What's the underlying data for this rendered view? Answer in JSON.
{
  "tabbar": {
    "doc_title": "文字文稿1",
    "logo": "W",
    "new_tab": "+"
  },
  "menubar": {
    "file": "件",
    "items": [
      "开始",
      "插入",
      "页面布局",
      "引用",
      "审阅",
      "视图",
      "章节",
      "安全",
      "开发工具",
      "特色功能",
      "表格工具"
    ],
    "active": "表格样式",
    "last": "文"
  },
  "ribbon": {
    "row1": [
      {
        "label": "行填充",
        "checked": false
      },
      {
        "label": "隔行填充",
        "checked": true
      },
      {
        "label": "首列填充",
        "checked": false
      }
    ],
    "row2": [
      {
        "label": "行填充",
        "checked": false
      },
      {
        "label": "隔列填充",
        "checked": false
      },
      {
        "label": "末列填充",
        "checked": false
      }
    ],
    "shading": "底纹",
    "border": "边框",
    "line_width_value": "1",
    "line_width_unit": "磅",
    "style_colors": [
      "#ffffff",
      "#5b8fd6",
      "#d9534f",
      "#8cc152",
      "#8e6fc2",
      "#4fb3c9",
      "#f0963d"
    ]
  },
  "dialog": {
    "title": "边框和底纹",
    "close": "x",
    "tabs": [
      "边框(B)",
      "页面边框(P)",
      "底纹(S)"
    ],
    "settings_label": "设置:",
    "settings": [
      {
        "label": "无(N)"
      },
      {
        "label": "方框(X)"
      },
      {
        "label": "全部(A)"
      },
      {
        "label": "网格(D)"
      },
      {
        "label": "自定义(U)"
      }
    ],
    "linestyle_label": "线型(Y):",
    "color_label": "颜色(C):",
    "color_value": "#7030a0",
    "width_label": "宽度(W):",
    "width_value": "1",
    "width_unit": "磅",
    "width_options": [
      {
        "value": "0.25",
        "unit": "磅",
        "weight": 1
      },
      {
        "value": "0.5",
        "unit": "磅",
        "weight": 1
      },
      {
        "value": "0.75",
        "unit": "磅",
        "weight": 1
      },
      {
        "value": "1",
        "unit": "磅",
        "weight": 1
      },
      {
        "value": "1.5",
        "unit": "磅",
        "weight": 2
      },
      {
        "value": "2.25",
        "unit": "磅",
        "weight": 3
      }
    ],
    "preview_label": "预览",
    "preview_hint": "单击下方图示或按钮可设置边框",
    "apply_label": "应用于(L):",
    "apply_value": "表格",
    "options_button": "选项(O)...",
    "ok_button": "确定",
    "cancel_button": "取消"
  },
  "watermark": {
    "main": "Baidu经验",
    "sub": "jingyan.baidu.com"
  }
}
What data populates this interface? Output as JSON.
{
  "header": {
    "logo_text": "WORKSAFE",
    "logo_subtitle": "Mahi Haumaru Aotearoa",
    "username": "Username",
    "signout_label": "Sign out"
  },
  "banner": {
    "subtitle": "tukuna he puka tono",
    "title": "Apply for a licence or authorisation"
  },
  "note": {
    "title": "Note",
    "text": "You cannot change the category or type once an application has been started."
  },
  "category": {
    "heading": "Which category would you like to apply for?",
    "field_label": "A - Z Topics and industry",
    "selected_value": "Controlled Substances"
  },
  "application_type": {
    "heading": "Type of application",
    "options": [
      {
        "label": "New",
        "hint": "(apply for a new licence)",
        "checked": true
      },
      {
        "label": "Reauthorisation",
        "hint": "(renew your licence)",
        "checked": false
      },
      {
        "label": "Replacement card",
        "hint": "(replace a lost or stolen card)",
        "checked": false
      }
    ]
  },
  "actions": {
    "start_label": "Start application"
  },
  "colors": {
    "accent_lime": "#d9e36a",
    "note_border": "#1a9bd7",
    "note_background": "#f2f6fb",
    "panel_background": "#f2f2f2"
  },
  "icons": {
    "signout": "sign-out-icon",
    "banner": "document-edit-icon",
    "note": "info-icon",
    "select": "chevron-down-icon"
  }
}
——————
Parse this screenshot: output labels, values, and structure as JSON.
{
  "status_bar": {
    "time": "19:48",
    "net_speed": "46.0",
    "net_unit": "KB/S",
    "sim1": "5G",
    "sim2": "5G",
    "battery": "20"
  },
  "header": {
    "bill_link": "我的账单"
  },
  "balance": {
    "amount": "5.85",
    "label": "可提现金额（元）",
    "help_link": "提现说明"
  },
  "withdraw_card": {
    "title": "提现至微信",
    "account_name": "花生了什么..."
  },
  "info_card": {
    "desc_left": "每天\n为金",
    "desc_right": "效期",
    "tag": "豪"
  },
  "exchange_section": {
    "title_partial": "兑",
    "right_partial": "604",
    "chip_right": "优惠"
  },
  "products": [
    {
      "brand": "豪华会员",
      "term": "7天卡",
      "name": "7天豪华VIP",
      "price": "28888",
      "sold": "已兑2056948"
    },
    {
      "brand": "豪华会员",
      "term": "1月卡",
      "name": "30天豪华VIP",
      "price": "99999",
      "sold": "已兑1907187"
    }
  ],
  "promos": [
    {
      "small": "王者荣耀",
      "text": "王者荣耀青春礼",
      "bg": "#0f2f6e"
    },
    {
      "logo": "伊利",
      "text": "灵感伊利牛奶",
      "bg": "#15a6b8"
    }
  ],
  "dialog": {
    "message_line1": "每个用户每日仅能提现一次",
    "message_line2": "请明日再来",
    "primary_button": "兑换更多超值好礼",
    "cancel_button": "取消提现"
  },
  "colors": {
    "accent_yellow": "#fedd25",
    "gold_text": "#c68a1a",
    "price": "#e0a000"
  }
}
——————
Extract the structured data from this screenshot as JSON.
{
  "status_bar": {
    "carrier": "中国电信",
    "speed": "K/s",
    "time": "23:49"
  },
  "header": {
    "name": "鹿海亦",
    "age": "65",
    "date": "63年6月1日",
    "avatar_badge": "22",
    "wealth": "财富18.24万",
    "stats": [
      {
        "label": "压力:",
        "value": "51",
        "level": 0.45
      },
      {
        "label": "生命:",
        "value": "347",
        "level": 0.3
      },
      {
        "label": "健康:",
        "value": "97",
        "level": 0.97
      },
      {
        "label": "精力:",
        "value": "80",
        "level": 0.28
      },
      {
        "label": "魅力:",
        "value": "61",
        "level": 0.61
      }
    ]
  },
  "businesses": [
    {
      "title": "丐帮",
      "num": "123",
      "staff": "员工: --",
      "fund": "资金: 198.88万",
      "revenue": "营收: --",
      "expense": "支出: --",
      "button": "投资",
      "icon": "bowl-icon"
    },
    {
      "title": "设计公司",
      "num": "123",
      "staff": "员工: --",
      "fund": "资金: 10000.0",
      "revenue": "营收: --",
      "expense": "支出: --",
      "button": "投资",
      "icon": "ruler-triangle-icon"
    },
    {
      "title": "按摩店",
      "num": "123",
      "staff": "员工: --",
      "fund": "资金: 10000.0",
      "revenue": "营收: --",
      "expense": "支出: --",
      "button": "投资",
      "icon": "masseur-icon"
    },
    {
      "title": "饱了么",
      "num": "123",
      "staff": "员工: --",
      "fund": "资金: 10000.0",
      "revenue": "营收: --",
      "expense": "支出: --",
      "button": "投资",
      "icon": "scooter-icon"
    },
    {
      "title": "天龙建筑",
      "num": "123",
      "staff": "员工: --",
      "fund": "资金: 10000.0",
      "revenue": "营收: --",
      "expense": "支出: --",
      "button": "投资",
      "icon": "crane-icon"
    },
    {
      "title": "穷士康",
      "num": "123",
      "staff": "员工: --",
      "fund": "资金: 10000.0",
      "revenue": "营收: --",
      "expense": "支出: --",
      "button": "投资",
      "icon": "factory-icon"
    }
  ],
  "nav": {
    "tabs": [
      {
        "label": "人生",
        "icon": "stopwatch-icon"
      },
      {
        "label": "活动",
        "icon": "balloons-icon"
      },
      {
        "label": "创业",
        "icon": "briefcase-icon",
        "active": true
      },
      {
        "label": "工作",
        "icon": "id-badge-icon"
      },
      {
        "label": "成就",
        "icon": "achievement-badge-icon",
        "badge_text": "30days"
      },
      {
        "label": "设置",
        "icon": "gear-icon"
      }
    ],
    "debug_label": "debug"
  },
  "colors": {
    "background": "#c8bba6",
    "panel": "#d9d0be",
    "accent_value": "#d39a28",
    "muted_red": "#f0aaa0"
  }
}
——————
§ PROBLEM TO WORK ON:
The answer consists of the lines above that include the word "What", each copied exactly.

§ REPLY TO THE TASK:
What's the underlying data for this rendered view? Answer in JSON.
What data populates this interface? Output as JSON.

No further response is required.